In striving for geographic coverage, particularly in the Southwest, the ques-
tion of including ephemeral streams may arise.  If such a stream should meet
the above-stated criteria, it may be considered for inclusion but should be
identified as such.

There may be several strategies that could be used to obtain appropriate
geographic density.  For example, Byron Aldridge, WR, has suggested two
approaches which could be considered:  (1) choose one or two stations within
each hydrologic accounting unit which is most representative of hydrologic
conditions in that unit; or (2) select one station for each rectangular area
unit that is 1 degree of latitude by 2 degrees of longitude, starting with a
few minutes between odd longitudes in the mountainous regions.

The number of stations in the network should not exceed 500; the more realis-
tic number is probably 300 nationwide.

STRATEGY:

There are several different collections which have been or still are in use by
different offices of WRD, although none completely satisfy the above criteria.
These include National Water Conditions data set (C); NASQAN, active and
inactive (N and n); Benchmark (B); Miniregions (M); Langbein-Slack (L); and
Alley-Lins (A).  (See attached footnotes for further explana-tion.)  These are
termed "Other Compilations."  Charlie Riggs, OSW, has provided an initial
screening of this mega-list as well as examining the State data reports for
other prospective stations, identified as "OSW."

The list of stations by District can be found in the file JRS.BIGLIST which is
located in the RVARES FTS_DEPOT.  For each State, these is a subdivision into
two lists, namely "Stations suggested by OSW" and "Stations in other compila-
tions."  Other compilations in which stations appear are identified in the
left margin.

We ask that you consider the stations in your District and indicate agreement
or disagreement with the stations suggested by OSW, in light of the forestated
criteria.  Are there any stations from the other compilations that also should
be considered?  Are there any other additions which do not appear in any of
the compilations that also should be considered for inclusion in such a data
base?  Comments as to why further additions should be considered, especially
in preference to the listed stations, would be helpful in our deliberations.

If you have further questions, please do not hesitate to call Jurate Landwehr
(FTS 959-5893) or Jim Slack (FTS 459-7201).  Please return comments to J. M.
Landwehr (USGS, MS-430, Reston, Virginia 22092) before March 1, 1988.




                                       Verne R. Schneider

Attachment

WRD Distribution:  A, B, S, FO

Footnotes

(C)  The National Water Conditions data set is the subcollection of
     discharge stations (besides reservoirs and wells) used in the
     monthly National Water Conditions report of the USGS.
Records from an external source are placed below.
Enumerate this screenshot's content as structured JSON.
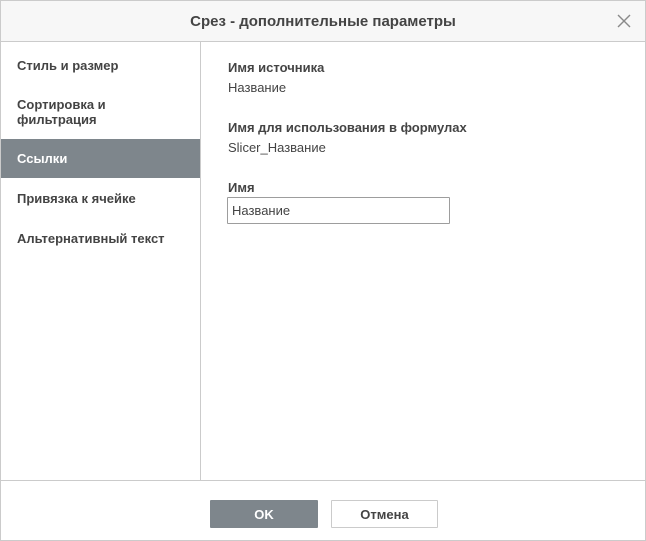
{
  "dialog": {
    "title": "Срез - дополнительные параметры"
  },
  "sidebar": {
    "items": [
      {
        "label": "Стиль и размер",
        "active": false
      },
      {
        "label_line1": "Сортировка и",
        "label_line2": "фильтрация",
        "active": false
      },
      {
        "label": "Ссылки",
        "active": true
      },
      {
        "label": "Привязка к ячейке",
        "active": false
      },
      {
        "label": "Альтернативный текст",
        "active": false
      }
    ]
  },
  "content": {
    "source_name_label": "Имя источника",
    "source_name_value": "Название",
    "formula_name_label": "Имя для использования в формулах",
    "formula_name_value": "Slicer_Название",
    "name_label": "Имя",
    "name_input_value": "Название"
  },
  "footer": {
    "ok_label": "OK",
    "cancel_label": "Отмена"
  },
  "icons": {
    "close": "close-icon"
  },
  "colors": {
    "accent": "#7e868c",
    "border": "#cbcbcb",
    "titlebar_bg": "#f7f7f7",
    "text": "#444444"
  }
}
(N and n)  See "The National Stream Quality Accounting Network (NASQAN) -
     Some Questions and Answers" by J. Ficke and R. Hawkinson,
     Geological Survey Circular 719, 1975.  (Stations designated "N"
     were active as of 1985.)

(B)  See "A National Network of Hydrologic Benchmarks" by L. B.
     Leopold, Geological Survey Circular 460-B, 1962.

(M)  The miniregions data set was compiled by N. C. Matalas and J. M.
     Landwehr, with the help of Don Thomas and Gary Tasker, then in the
     Branch of Surface Water , drawing upon, but also expanding, the
     data set of Hardison.  (See Water Resources Research, v. 10, no.
     5, 1974.)  Unlike the latter, which had specifically been con-
     structed to examine peak discharge records, the miniregions data
     set was constructed with the goal of looking at the spectrum of
     flow conditions, low to high, with minimal controls imposed on the
     low end.

(L)  See "Yearly Variations in Runoff and Frequency of Dry Years for
     the Conterminous United States, 1911-1979" by W. B. Langbein and
     J. R. Slack, Open-File Report 82-751, 1982.

(A) The Alley-Lins data set was compiled for hydro-climatic data
    analysis by informal poll of all District offices, drawing on the
    Langbein and Slack work and on the National Water Conditions
    stations.  See "Interannual Streamflow Variability in the United
    States" by H. Lins, Water Resources Research, v. 21, no. 5, May
    1985.